The records underneath are to be repeated exactly, with the pictures left out.

+++

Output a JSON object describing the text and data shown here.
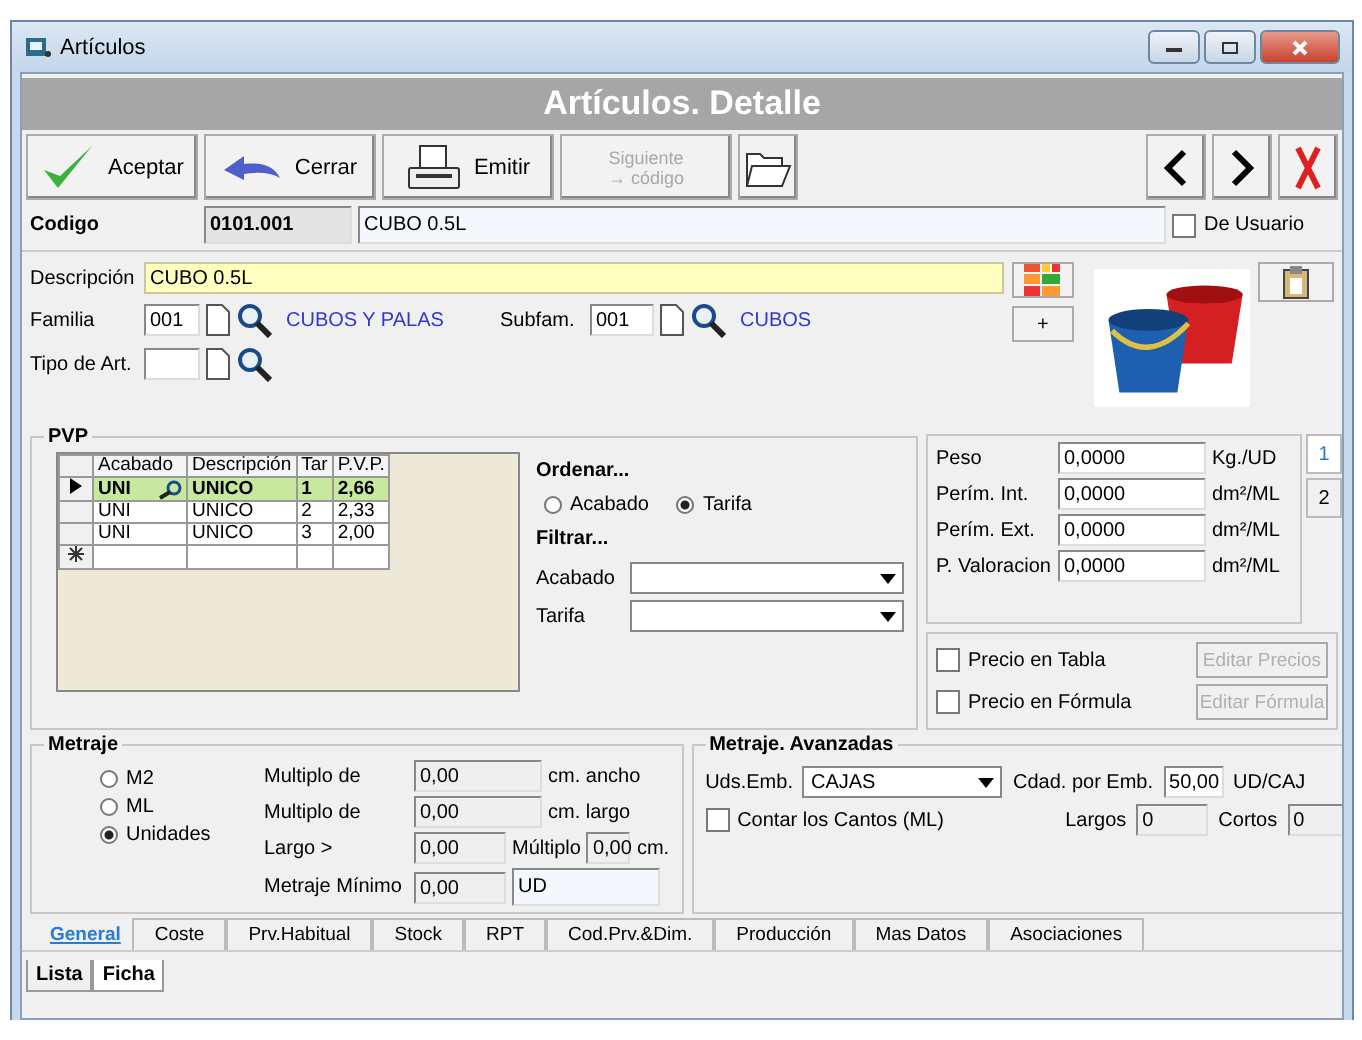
{
  "window": {
    "title": "Artículos"
  },
  "header": {
    "title": "Artículos. Detalle"
  },
  "toolbar": {
    "buttons": [
      {
        "label": "Aceptar",
        "kind": "accept",
        "disabled": false
      },
      {
        "label": "Cerrar",
        "kind": "close",
        "disabled": false
      },
      {
        "label": "Emitir",
        "kind": "print",
        "disabled": false
      },
      {
        "label": "Siguiente\n→ código",
        "kind": "next",
        "disabled": true
      },
      {
        "kind": "open",
        "disabled": false
      }
    ]
  },
  "codigo": {
    "label": "Codigo",
    "code": "0101.001",
    "name": "CUBO 0.5L",
    "de_usuario": {
      "label": "De Usuario",
      "checked": false
    }
  },
  "descripcion": {
    "label": "Descripción",
    "value": "CUBO 0.5L"
  },
  "familia": {
    "label": "Familia",
    "code": "001",
    "name": "CUBOS Y PALAS"
  },
  "subfamilia": {
    "label": "Subfam.",
    "code": "001",
    "name": "CUBOS"
  },
  "tipo_art": {
    "label": "Tipo de Art."
  },
  "plus_button": "+",
  "pvp": {
    "title": "PVP",
    "columns": [
      "Acabado",
      "Descripción",
      "Tar",
      "P.V.P."
    ],
    "rows": [
      {
        "acabado": "UNI",
        "descripcion": "UNICO",
        "tar": "1",
        "pvp": "2,66",
        "selected": true
      },
      {
        "acabado": "UNI",
        "descripcion": "UNICO",
        "tar": "2",
        "pvp": "2,33",
        "selected": false
      },
      {
        "acabado": "UNI",
        "descripcion": "UNICO",
        "tar": "3",
        "pvp": "2,00",
        "selected": false
      }
    ],
    "ordenar": "Ordenar...",
    "sort_options": [
      {
        "label": "Acabado",
        "selected": false
      },
      {
        "label": "Tarifa",
        "selected": true
      }
    ],
    "filtrar": "Filtrar...",
    "filters": [
      {
        "label": "Acabado"
      },
      {
        "label": "Tarifa"
      }
    ]
  },
  "medidas": {
    "rows": [
      {
        "label": "Peso",
        "value": "0,0000",
        "unit": "Kg./UD"
      },
      {
        "label": "Perím. Int.",
        "value": "0,0000",
        "unit": "dm²/ML"
      },
      {
        "label": "Perím. Ext.",
        "value": "0,0000",
        "unit": "dm²/ML"
      },
      {
        "label": "P. Valoracion",
        "value": "0,0000",
        "unit": "dm²/ML"
      }
    ],
    "pages": [
      {
        "label": "1",
        "selected": true
      },
      {
        "label": "2",
        "selected": false
      }
    ]
  },
  "precio_options": [
    {
      "label": "Precio en Tabla",
      "checked": false,
      "button": "Editar Precios",
      "disabled": true
    },
    {
      "label": "Precio en Fórmula",
      "checked": false,
      "button": "Editar Fórmula",
      "disabled": true
    }
  ],
  "metraje": {
    "title": "Metraje",
    "modes": [
      {
        "label": "M2",
        "selected": false
      },
      {
        "label": "ML",
        "selected": false
      },
      {
        "label": "Unidades",
        "selected": true
      }
    ],
    "fields": [
      {
        "label": "Multiplo de",
        "value": "0,00",
        "unit": "cm. ancho"
      },
      {
        "label": "Multiplo de",
        "value": "0,00",
        "unit": "cm. largo"
      },
      {
        "label": "Largo >",
        "value": "0,00",
        "extra_label": "Múltiplo",
        "extra_value": "0,00",
        "unit": "cm."
      },
      {
        "label": "Metraje Mínimo",
        "value": "0,00",
        "extra_value": "UD"
      }
    ]
  },
  "avanzadas": {
    "title": "Metraje. Avanzadas",
    "uds_label": "Uds.Emb.",
    "uds_value": "CAJAS",
    "cdad_label": "Cdad. por Emb.",
    "cdad_value": "50,00",
    "cdad_unit": "UD/CAJ",
    "contar": {
      "label": "Contar los Cantos (ML)",
      "checked": false
    },
    "largos_label": "Largos",
    "largos_value": "0",
    "cortos_label": "Cortos",
    "cortos_value": "0"
  },
  "tabs": [
    {
      "label": "General",
      "selected": true
    },
    {
      "label": "Coste",
      "selected": false
    },
    {
      "label": "Prv.Habitual",
      "selected": false
    },
    {
      "label": "Stock",
      "selected": false
    },
    {
      "label": "RPT",
      "selected": false
    },
    {
      "label": "Cod.Prv.&Dim.",
      "selected": false
    },
    {
      "label": "Producción",
      "selected": false
    },
    {
      "label": "Mas Datos",
      "selected": false
    },
    {
      "label": "Asociaciones",
      "selected": false
    }
  ],
  "view_tabs": [
    {
      "label": "Lista",
      "selected": false
    },
    {
      "label": "Ficha",
      "selected": true
    }
  ]
}
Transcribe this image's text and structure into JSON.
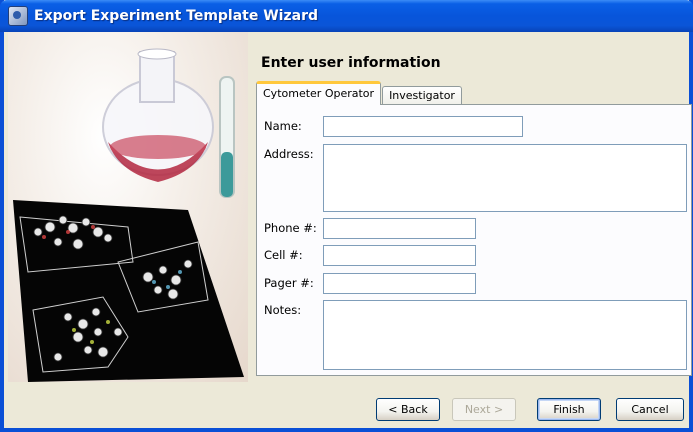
{
  "window": {
    "title": "Export Experiment Template Wizard"
  },
  "page": {
    "heading": "Enter user information"
  },
  "tabs": [
    {
      "label": "Cytometer Operator",
      "active": true
    },
    {
      "label": "Investigator",
      "active": false
    }
  ],
  "form": {
    "name_label": "Name:",
    "name_value": "",
    "address_label": "Address:",
    "address_value": "",
    "phone_label": "Phone #:",
    "phone_value": "",
    "cell_label": "Cell #:",
    "cell_value": "",
    "pager_label": "Pager #:",
    "pager_value": "",
    "notes_label": "Notes:",
    "notes_value": ""
  },
  "buttons": {
    "back": "< Back",
    "next": "Next >",
    "finish": "Finish",
    "cancel": "Cancel"
  },
  "colors": {
    "titlebar": "#0a55d8",
    "window_bg": "#ece9d8",
    "tab_highlight": "#ffc83c",
    "field_border": "#7f9db9"
  }
}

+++

EXERCISE SOLUTION –
Output a JSON object describing the text and data shown here.
{
  "window": {
    "title": "Artículos"
  },
  "header": {
    "title": "Artículos. Detalle"
  },
  "toolbar": {
    "buttons": [
      {
        "label": "Aceptar",
        "kind": "accept",
        "disabled": false
      },
      {
        "label": "Cerrar",
        "kind": "close",
        "disabled": false
      },
      {
        "label": "Emitir",
        "kind": "print",
        "disabled": false
      },
      {
        "label": "Siguiente\n→ código",
        "kind": "next",
        "disabled": true
      },
      {
        "kind": "open",
        "disabled": false
      }
    ]
  },
  "codigo": {
    "label": "Codigo",
    "code": "0101.001",
    "name": "CUBO 0.5L",
    "de_usuario": {
      "label": "De Usuario",
      "checked": false
    }
  },
  "descripcion": {
    "label": "Descripción",
    "value": "CUBO 0.5L"
  },
  "familia": {
    "label": "Familia",
    "code": "001",
    "name": "CUBOS Y PALAS"
  },
  "subfamilia": {
    "label": "Subfam.",
    "code": "001",
    "name": "CUBOS"
  },
  "tipo_art": {
    "label": "Tipo de Art."
  },
  "plus_button": "+",
  "pvp": {
    "title": "PVP",
    "columns": [
      "Acabado",
      "Descripción",
      "Tar",
      "P.V.P."
    ],
    "rows": [
      {
        "acabado": "UNI",
        "descripcion": "UNICO",
        "tar": "1",
        "pvp": "2,66",
        "selected": true
      },
      {
        "acabado": "UNI",
        "descripcion": "UNICO",
        "tar": "2",
        "pvp": "2,33",
        "selected": false
      },
      {
        "acabado": "UNI",
        "descripcion": "UNICO",
        "tar": "3",
        "pvp": "2,00",
        "selected": false
      }
    ],
    "ordenar": "Ordenar...",
    "sort_options": [
      {
        "label": "Acabado",
        "selected": false
      },
      {
        "label": "Tarifa",
        "selected": true
      }
    ],
    "filtrar": "Filtrar...",
    "filters": [
      {
        "label": "Acabado"
      },
      {
        "label": "Tarifa"
      }
    ]
  },
  "medidas": {
    "rows": [
      {
        "label": "Peso",
        "value": "0,0000",
        "unit": "Kg./UD"
      },
      {
        "label": "Perím. Int.",
        "value": "0,0000",
        "unit": "dm²/ML"
      },
      {
        "label": "Perím. Ext.",
        "value": "0,0000",
        "unit": "dm²/ML"
      },
      {
        "label": "P. Valoracion",
        "value": "0,0000",
        "unit": "dm²/ML"
      }
    ],
    "pages": [
      {
        "label": "1",
        "selected": true
      },
      {
        "label": "2",
        "selected": false
      }
    ]
  },
  "precio_options": [
    {
      "label": "Precio en Tabla",
      "checked": false,
      "button": "Editar Precios",
      "disabled": true
    },
    {
      "label": "Precio en Fórmula",
      "checked": false,
      "button": "Editar Fórmula",
      "disabled": true
    }
  ],
  "metraje": {
    "title": "Metraje",
    "modes": [
      {
        "label": "M2",
        "selected": false
      },
      {
        "label": "ML",
        "selected": false
      },
      {
        "label": "Unidades",
        "selected": true
      }
    ],
    "fields": [
      {
        "label": "Multiplo de",
        "value": "0,00",
        "unit": "cm. ancho"
      },
      {
        "label": "Multiplo de",
        "value": "0,00",
        "unit": "cm. largo"
      },
      {
        "label": "Largo >",
        "value": "0,00",
        "extra_label": "Múltiplo",
        "extra_value": "0,00",
        "unit": "cm."
      },
      {
        "label": "Metraje Mínimo",
        "value": "0,00",
        "extra_value": "UD"
      }
    ]
  },
  "avanzadas": {
    "title": "Metraje. Avanzadas",
    "uds_label": "Uds.Emb.",
    "uds_value": "CAJAS",
    "cdad_label": "Cdad. por Emb.",
    "cdad_value": "50,00",
    "cdad_unit": "UD/CAJ",
    "contar": {
      "label": "Contar los Cantos (ML)",
      "checked": false
    },
    "largos_label": "Largos",
    "largos_value": "0",
    "cortos_label": "Cortos",
    "cortos_value": "0"
  },
  "tabs": [
    {
      "label": "General",
      "selected": true
    },
    {
      "label": "Coste",
      "selected": false
    },
    {
      "label": "Prv.Habitual",
      "selected": false
    },
    {
      "label": "Stock",
      "selected": false
    },
    {
      "label": "RPT",
      "selected": false
    },
    {
      "label": "Cod.Prv.&Dim.",
      "selected": false
    },
    {
      "label": "Producción",
      "selected": false
    },
    {
      "label": "Mas Datos",
      "selected": false
    },
    {
      "label": "Asociaciones",
      "selected": false
    }
  ],
  "view_tabs": [
    {
      "label": "Lista",
      "selected": false
    },
    {
      "label": "Ficha",
      "selected": true
    }
  ]
}
Transcribe this image's text and structure into JSON.
{
  "window": {
    "title": "Export Experiment Template Wizard"
  },
  "page": {
    "heading": "Enter user information"
  },
  "tabs": [
    {
      "label": "Cytometer Operator",
      "active": true
    },
    {
      "label": "Investigator",
      "active": false
    }
  ],
  "form": {
    "name_label": "Name:",
    "name_value": "",
    "address_label": "Address:",
    "address_value": "",
    "phone_label": "Phone #:",
    "phone_value": "",
    "cell_label": "Cell #:",
    "cell_value": "",
    "pager_label": "Pager #:",
    "pager_value": "",
    "notes_label": "Notes:",
    "notes_value": ""
  },
  "buttons": {
    "back": "< Back",
    "next": "Next >",
    "finish": "Finish",
    "cancel": "Cancel"
  },
  "colors": {
    "titlebar": "#0a55d8",
    "window_bg": "#ece9d8",
    "tab_highlight": "#ffc83c",
    "field_border": "#7f9db9"
  }
}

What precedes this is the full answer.